The next day, Posy was not in school. Nor the day after, either. But on the third day, Alyssa could bear it no longer and snuck off to Posy's house at lunch time. After all, no-one really noticed her anyway. The house was very quiet, but Alyssa slipped in through the back window which was open a crack. She crept around looking for Posy, and eventually found a bedroom, whose door she pushed open.

There was a loud and piercing scream, and Alyssa had to duck very quickly to avoid a wax candle that had been thrown at her. Lying in a bed in the room was Posy. Her face was white as a sheet, and she was shivering.

"I'm sorry," said Alyssa. "I didn't mean to startle you. I just wondered what had happened to you."

"Oh, you're Alice, aren't you?" said Posy. "I'm all alone here and I thought you'd were a monster come to get me."

"I'm sorry," said Alyssa, too frightened to correct Posy. "I didn't mean to scare you. I'll go."

"No, " said Posy, quickly. "Please stay. My leg hurts and it's very boring here."

So Alyssa and Posy did become friends. Alyssa would tell Posy about everything that had happened at school, and Posy would laugh and together they would make up wonderful stories in which they were the heroines and they would have marvellous adventures. Until one day, Posy was well enough to walk again, and she came back to school, limping and leaning on a stick.
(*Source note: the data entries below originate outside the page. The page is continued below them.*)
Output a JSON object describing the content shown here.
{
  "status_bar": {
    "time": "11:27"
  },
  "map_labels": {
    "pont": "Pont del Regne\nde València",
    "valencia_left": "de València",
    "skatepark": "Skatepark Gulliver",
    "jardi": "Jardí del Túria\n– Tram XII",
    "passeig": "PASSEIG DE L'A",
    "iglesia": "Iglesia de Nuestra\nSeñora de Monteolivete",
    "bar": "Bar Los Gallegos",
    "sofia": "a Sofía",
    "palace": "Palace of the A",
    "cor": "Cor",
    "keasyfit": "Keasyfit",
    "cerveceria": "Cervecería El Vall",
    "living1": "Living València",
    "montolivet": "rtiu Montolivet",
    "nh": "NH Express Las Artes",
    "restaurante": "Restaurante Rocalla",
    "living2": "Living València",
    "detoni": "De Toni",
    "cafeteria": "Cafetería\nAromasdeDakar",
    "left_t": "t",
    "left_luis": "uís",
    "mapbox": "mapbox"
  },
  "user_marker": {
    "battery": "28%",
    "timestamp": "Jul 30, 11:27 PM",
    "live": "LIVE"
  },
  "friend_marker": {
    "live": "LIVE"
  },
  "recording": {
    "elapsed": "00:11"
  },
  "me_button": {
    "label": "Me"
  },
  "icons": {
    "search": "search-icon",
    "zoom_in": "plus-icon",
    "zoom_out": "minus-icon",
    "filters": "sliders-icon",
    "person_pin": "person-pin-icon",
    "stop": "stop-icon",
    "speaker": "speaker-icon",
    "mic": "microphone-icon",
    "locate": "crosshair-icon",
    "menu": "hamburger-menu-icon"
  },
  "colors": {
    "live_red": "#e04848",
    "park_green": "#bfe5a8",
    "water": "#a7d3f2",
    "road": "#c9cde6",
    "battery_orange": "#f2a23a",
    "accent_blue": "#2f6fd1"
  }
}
Alyssa was so happy to see her, she rushed up and hugged her, but Posy was all stiff and shook her off.

"Leave me alone," she said.

"But why?" asked Alyssa. "I thought we were friends."

"Don't be silly," replied Posy. "How could I be friends with someone like you. These are my friends." And she wondered over to a group of children without a backwards glance.

Now I think Alyssa wanted to do something very nasty to Posy for what she had done, but she never did. I think she felt guilty for causing the accident in the first place. But I can't help feeling that Posy deserved the pain she got. Because Alyssa never had another friend all the time she was in school.